“Despite the strong, rugged air of the title, much of Justin Timberlake’s fifth album makes it clear he’s probably one of the worst people to possibly be stuck in the woods with,” Oliver Keens of Times Out London states. “Prepare yourself for lyrics that will snap the needle off the cringe-o-meter.”

“Listeners are subjected unholy mashups of twangy guitars and hip-hop beats, like ‘Wave”s unlistenable attempt at a hoedown stomp, made worse by lyrics that show Timberlake’s slipping grasp on sexy talk, like ‘Sauce”s egregiously bad ‘I like your pink, you love my purple,'” USA Today’s Maeve McDermott laments. “‘Flannel,’ a cloyingly sweet love song that goes all-in on its plaid-shirt metaphor, is a few Lonely Island verses away from being a Saturday Night Live digital short circa 2010. And then there’s ‘Livin’ Off the Land,’ with a title that’d make any songwriter with a shred of self-awareness shake his or her head.”

Similarly, Variety’s Chris Willman calls Timberlake “a guy who’s so completely expert at sketch comedy not always having a sense of when his most serious moments also come off like straight-faced skits.”

Another theme among reviews is Timberlake’s unsuccessful attempt at creating the personal, folksy atmosphere he spoke of in pre-release materials. “It’s remarkable how few ideas are contained within this hour-plus Blue Ridge Mountains mood board of an album,” writes Pitchfork’s Jamieson Cox, in a particularly savage review that assigns the album a mere 3.8 out of 10. “Man of the Woods is a misstep large enough to merit relitigating Justin Timberlake’s status as a pop superstar.

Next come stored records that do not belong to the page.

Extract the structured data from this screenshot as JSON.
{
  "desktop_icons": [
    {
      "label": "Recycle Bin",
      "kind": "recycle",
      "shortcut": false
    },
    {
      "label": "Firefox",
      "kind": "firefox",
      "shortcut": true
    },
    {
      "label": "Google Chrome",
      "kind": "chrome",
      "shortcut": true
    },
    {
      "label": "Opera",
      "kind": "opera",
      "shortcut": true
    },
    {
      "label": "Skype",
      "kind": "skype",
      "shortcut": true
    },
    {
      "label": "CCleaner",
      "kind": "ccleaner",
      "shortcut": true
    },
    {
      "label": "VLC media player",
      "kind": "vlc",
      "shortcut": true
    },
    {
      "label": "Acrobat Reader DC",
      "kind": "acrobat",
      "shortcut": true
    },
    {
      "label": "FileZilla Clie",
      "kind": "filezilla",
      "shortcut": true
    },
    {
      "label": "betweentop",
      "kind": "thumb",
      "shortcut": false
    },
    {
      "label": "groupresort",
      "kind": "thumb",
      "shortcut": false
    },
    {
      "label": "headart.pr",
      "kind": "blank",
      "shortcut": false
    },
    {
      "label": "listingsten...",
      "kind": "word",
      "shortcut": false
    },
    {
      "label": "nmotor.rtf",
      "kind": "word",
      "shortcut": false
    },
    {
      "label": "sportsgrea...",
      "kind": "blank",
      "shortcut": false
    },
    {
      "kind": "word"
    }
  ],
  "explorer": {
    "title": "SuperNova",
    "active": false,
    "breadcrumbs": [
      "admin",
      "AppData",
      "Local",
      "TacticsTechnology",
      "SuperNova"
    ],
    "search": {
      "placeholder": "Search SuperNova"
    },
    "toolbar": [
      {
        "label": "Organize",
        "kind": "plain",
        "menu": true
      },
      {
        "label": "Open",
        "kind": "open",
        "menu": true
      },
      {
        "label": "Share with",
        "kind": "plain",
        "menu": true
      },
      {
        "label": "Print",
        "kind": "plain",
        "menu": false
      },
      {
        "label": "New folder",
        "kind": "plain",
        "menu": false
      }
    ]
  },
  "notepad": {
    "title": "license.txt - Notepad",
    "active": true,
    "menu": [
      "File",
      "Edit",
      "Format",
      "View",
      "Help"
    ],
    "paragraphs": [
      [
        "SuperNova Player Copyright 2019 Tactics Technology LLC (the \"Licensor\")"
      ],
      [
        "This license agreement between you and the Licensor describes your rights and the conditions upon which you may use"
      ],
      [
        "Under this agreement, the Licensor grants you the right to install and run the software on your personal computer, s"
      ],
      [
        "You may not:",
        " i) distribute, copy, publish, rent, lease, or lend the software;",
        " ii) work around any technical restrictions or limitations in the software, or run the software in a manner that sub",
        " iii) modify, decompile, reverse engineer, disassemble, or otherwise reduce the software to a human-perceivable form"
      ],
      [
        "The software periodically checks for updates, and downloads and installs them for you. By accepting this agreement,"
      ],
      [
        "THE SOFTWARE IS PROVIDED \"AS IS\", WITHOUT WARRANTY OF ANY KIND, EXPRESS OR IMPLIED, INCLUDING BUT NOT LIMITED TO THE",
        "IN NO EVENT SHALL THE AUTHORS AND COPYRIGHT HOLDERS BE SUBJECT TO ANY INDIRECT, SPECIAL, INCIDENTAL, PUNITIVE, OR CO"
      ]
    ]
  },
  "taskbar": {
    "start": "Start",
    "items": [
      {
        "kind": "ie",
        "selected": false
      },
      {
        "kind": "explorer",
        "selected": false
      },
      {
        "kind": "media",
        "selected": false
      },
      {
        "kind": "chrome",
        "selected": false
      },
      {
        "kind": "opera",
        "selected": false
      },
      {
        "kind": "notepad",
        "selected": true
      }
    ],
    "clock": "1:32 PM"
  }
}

How much of his career should we chalk up to fortune, privilege, and an essential malleability?”

“Once you dig into Man of the Woods and let its sometimes confusing attempts to marry country, pop, R&B and dance music worm their way into your ear canals, you realize that this is far more a case of ritzy dude ranch ‘glamping’ than a trip to a no-frills cabin in the middle of nowhere,” Jeff Miers of the Buffalo News comments. “It all feels just plain goofy in its worst moments, which are littered throughout the record’s back half like random cattle droppings in a field.”

Man of the Woods contains Timberlake’s least convincing singing … and his lyrics are even worse, with flimsy clichés about country life and no shortage of condescension to those well-meaning simpletons struggling out in the heartland,” the Los Angeles Times’ Mikael Wood writes. “That’s how this Southern misadventure comes across anyway: as a flashy Hollywood depiction full of local color but minus any feeling for the complexity of the place.”

“The further in one gets, the more the songs start to congeal together, loaded up with pop, country, and R&B signifiers until they’re just one indifferent mass,” says Slant Magazine’s Zachary Hoskins. “Man of the Woods is a bland exercise in the monogenre; its rustic forest scene is made of Astroturf and PVC plastic.”

Matt Miller of Esquire questions the authenticity of the album’s accompanying visuals. “Who is this guy? When was the last time Justin Timberlake peed outside? When was the last time he didn’t have internet access? Can he even drive stick? After years of appropriating black culture, why was he suddenly embracing his whiteness at this time in American history?”

“I’m not exactly sure who Justin Timberlake is, and after Man of the Woods, I’m not really sure any of us ever did,” admits Ira Madison III of the Daily Beast. “The album reveals that there’s … nothing there.”

“The former boy-bander has always possessed stage presence and magnetism, but in terms of his music it’s never truly felt like he was in the driver’s seat,” he continues. “That implication comes at you full bore on Man of the Woods, which boasts interesting production along with banal lyrics that offer nothing about him as an artist or person. It’s borderline vapid in its presentation of what an ‘artist’ is, and feels at times as if he’s cosplaying as someone baring his soul — or that his friendship with Chris Stapleton has led him to believe he can give you country music-level pathos.”

Ian Gormely of Exclaim! concludes simply that “Sound and feel are no substitute for soul.”